◆ What is being asked ◆
Repeat each record that follows, keeping it identical.

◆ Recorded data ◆
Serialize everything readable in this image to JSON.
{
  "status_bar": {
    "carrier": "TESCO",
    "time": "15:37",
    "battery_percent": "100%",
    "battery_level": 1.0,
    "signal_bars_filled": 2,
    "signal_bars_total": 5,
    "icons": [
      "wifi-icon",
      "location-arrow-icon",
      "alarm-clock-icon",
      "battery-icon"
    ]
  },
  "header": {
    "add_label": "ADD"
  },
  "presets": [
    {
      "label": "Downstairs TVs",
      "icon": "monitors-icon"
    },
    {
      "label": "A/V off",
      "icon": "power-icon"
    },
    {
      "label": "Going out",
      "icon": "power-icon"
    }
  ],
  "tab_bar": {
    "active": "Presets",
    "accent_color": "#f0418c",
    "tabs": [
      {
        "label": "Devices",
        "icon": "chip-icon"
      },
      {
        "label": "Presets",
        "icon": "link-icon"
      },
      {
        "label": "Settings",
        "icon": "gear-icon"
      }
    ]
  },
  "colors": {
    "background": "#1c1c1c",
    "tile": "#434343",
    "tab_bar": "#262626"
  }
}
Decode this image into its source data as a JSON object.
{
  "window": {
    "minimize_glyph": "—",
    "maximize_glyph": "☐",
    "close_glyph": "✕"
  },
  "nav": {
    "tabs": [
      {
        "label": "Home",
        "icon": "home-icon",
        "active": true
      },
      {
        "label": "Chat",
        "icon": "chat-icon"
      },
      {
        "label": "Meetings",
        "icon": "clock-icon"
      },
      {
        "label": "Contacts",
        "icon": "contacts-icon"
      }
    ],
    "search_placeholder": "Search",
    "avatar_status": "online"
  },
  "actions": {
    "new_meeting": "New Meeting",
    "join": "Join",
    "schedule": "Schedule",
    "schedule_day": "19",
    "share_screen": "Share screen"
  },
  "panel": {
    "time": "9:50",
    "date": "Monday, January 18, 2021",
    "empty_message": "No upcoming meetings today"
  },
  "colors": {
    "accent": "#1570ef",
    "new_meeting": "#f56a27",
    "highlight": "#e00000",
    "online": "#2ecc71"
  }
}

◆ Exercise answer ◆
Serialize everything readable in this image to JSON.
{
  "status_bar": {
    "carrier": "TESCO",
    "time": "15:37",
    "battery_percent": "100%",
    "battery_level": 1.0,
    "signal_bars_filled": 2,
    "signal_bars_total": 5,
    "icons": [
      "wifi-icon",
      "location-arrow-icon",
      "alarm-clock-icon",
      "battery-icon"
    ]
  },
  "header": {
    "add_label": "ADD"
  },
  "presets": [
    {
      "label": "Downstairs TVs",
      "icon": "monitors-icon"
    },
    {
      "label": "A/V off",
      "icon": "power-icon"
    },
    {
      "label": "Going out",
      "icon": "power-icon"
    }
  ],
  "tab_bar": {
    "active": "Presets",
    "accent_color": "#f0418c",
    "tabs": [
      {
        "label": "Devices",
        "icon": "chip-icon"
      },
      {
        "label": "Presets",
        "icon": "link-icon"
      },
      {
        "label": "Settings",
        "icon": "gear-icon"
      }
    ]
  },
  "colors": {
    "background": "#1c1c1c",
    "tile": "#434343",
    "tab_bar": "#262626"
  }
}
Decode this image into its source data as a JSON object.
{
  "window": {
    "minimize_glyph": "—",
    "maximize_glyph": "☐",
    "close_glyph": "✕"
  },
  "nav": {
    "tabs": [
      {
        "label": "Home",
        "icon": "home-icon",
        "active": true
      },
      {
        "label": "Chat",
        "icon": "chat-icon"
      },
      {
        "label": "Meetings",
        "icon": "clock-icon"
      },
      {
        "label": "Contacts",
        "icon": "contacts-icon"
      }
    ],
    "search_placeholder": "Search",
    "avatar_status": "online"
  },
  "actions": {
    "new_meeting": "New Meeting",
    "join": "Join",
    "schedule": "Schedule",
    "schedule_day": "19",
    "share_screen": "Share screen"
  },
  "panel": {
    "time": "9:50",
    "date": "Monday, January 18, 2021",
    "empty_message": "No upcoming meetings today"
  },
  "colors": {
    "accent": "#1570ef",
    "new_meeting": "#f56a27",
    "highlight": "#e00000",
    "online": "#2ecc71"
  }
}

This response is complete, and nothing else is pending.